Year 10 GCSE students who are studying both Art and Geography (Michaela, Mason, Mia, Leana and Holly) have come together to create Artwork based on their studies in Geography. The students have been learning about rivers in Nigeria, and how pollution by oil giants have caused this. The Niger River Delta is a densely populated region that extends over about 70,000 km2 and makes up nearly 8% of Nigeria’s land mass. Between 1976 and 2001 there were nearly 7,000 incidents involving oil spills where most of the oil was never recovered. As of 2012, some 2 million barrels of oil were being extracted from the delta every day. Groundwater and soil have been heavily polluted in the process, which has also devastated aquatic and agricultural communities.
The students have been learning about how the oil has caused catastrophic damage to the people of Nigeria and their way of life. The locals are unable to use the rivers and water supplies and nature has been damaged and destroyed. The Nigerian community have high levels of toxic chemicals in their water resources and even underground water is being polluted through seepage in waste dump sites. This is a major health risk and very upsetting to learn about.
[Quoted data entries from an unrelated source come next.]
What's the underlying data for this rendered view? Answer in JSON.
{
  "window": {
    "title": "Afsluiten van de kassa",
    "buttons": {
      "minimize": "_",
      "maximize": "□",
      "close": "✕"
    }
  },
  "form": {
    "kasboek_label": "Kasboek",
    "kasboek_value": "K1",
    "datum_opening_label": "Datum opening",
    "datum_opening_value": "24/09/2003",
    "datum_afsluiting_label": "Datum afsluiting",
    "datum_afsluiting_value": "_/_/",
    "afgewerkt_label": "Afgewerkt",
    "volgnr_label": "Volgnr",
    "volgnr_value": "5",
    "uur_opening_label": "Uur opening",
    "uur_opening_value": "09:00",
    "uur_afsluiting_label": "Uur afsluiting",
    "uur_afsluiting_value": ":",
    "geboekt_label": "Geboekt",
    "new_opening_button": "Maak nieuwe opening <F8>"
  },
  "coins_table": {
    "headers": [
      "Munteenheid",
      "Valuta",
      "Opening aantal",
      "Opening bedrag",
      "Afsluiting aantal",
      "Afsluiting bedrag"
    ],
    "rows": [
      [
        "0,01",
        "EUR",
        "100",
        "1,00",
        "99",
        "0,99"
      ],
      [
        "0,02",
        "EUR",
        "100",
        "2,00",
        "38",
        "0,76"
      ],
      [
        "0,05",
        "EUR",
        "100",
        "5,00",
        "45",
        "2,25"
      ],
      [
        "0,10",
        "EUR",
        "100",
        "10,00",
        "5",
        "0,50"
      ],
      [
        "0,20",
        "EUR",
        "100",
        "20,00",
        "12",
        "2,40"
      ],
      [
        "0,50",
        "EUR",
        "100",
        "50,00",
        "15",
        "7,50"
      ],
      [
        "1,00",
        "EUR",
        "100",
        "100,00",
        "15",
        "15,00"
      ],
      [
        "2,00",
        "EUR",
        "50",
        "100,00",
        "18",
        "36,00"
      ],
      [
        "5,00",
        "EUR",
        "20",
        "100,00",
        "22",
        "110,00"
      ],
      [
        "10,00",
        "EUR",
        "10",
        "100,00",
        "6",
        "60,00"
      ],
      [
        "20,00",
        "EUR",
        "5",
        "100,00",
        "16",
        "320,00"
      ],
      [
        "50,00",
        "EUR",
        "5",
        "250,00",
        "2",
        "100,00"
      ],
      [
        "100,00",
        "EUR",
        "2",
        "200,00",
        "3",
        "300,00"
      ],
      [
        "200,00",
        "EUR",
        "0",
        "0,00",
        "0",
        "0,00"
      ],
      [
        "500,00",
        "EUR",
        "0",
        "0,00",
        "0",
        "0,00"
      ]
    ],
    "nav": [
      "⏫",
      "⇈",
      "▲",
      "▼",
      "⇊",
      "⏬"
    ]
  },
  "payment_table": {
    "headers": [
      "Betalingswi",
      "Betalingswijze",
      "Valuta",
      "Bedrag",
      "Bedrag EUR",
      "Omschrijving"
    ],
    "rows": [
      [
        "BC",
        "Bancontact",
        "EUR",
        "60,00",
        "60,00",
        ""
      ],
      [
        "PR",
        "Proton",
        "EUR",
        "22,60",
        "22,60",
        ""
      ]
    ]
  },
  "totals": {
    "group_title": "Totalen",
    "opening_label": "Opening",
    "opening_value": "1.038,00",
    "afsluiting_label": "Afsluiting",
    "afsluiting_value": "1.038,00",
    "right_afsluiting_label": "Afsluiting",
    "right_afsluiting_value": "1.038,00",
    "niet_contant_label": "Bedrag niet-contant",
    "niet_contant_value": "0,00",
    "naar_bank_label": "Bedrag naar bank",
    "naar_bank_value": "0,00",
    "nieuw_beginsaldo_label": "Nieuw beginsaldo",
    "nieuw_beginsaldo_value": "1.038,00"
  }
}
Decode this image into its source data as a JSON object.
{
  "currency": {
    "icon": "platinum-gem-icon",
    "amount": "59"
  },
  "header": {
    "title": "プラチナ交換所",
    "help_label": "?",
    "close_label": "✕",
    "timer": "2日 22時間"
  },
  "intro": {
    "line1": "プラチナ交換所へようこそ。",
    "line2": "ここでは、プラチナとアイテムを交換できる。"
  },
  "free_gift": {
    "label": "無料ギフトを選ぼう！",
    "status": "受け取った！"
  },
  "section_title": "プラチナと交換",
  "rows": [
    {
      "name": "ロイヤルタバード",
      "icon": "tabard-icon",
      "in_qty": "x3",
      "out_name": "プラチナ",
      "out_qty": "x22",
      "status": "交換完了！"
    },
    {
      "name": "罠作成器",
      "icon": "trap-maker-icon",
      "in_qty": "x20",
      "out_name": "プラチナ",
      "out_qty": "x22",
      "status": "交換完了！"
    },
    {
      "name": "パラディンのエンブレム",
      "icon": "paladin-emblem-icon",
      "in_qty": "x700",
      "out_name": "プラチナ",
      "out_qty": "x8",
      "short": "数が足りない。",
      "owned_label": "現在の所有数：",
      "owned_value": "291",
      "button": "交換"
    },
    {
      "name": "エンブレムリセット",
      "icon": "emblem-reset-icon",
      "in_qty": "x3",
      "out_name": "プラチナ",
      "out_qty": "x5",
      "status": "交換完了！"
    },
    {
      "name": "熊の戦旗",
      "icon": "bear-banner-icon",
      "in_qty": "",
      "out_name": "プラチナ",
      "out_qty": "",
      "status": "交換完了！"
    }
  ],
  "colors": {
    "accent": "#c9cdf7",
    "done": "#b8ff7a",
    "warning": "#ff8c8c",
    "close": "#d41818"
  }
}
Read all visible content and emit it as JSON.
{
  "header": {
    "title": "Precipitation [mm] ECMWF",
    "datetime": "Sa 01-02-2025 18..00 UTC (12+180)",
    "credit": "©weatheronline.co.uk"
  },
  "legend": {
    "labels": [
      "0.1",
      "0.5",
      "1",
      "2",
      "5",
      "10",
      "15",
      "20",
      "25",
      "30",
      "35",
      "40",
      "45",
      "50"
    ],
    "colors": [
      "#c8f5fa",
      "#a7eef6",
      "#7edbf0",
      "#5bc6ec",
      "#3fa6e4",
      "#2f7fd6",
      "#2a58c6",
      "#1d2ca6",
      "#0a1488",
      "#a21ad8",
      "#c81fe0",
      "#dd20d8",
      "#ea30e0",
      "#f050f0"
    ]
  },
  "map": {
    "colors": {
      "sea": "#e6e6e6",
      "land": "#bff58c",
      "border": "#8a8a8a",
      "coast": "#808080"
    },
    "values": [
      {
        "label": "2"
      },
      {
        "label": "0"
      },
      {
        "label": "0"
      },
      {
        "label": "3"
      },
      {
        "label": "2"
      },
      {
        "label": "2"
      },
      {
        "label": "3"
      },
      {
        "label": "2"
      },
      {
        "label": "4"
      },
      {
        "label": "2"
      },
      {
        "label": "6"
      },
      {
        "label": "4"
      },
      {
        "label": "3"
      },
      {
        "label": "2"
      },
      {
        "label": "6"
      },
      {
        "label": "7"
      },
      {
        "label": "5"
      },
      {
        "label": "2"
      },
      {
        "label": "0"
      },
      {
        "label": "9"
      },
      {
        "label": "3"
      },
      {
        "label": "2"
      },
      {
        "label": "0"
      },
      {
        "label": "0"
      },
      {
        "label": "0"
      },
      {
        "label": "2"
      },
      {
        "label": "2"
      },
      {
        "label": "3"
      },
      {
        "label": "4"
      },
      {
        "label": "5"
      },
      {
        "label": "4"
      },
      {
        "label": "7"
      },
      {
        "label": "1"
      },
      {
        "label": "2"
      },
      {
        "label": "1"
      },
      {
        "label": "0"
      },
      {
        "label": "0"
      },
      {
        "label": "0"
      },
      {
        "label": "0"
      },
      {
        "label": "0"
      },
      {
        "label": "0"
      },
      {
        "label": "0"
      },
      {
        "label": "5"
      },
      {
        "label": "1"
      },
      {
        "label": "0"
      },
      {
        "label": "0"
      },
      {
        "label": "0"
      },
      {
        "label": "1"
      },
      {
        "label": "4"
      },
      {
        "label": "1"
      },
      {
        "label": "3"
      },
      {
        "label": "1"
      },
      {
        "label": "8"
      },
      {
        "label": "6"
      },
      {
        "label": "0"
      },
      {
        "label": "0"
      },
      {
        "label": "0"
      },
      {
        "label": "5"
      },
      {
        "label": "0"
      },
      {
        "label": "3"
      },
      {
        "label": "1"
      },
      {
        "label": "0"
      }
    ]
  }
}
The major industries responsible for water pollution include petrol, mining, pharmaceuticals, textiles, plastics, iron, steel, paint, food, brewing and distillery fermentation. The oil spills have affected local population health in a number of ways. One article published in the Nigerian Medical Journal in 2013 estimated that “the widespread pollution could lead to a 60% reduction in household food security and a 24% increase in the prevalence of childhood malnutrition. This is in addition to the fact that the crude oil is likely hemotoxic and can cause infertility and cancer”.
The students chose petrol and oil as their main source of inspiration in their imagery and decided that their design would be largely grayscale. Mrs Harkness led the students in discussion about how to produce imagery for their flag design. The students wanted to contrast simple shapes with more detailed studies for impact and it was a real team effort to combine the imagery together to create the final design. The imagery includes ideas that the students felt passionately about, and imagery that they wanted to communicate a message through in their flag design.
The students wanted the message about pollution, oil and impact to be portrayed, so that they could educate others in their design. The students had the freedom to choose their imagery, and their media choice. Some chose paint onto cardboard surfaces, some chose drawings and graphite onto paper. They wanted to create a strong impact in their composition. Each student contributed a small part of the overall design which was put together by their teacher Mr Tunbridge. Many thanks to Mt Tunbridge for spending so much of his time photoshopping the final imagery together.
“The students have enjoyed creating Art with a message, to educate others about something that they feel strongly about and bringing two of their option choices together outside of the classroom. They are excited at the prospect of having their flag displayed in a public place and telling others about devastating issues in the world”. Mrs Harkness, Head of the Arts Faculty.
“This is a great opportunity for the students to bring Art and Geography together and work cross-curricular for such a powerful project”. Mr Porter, Head of Humanities.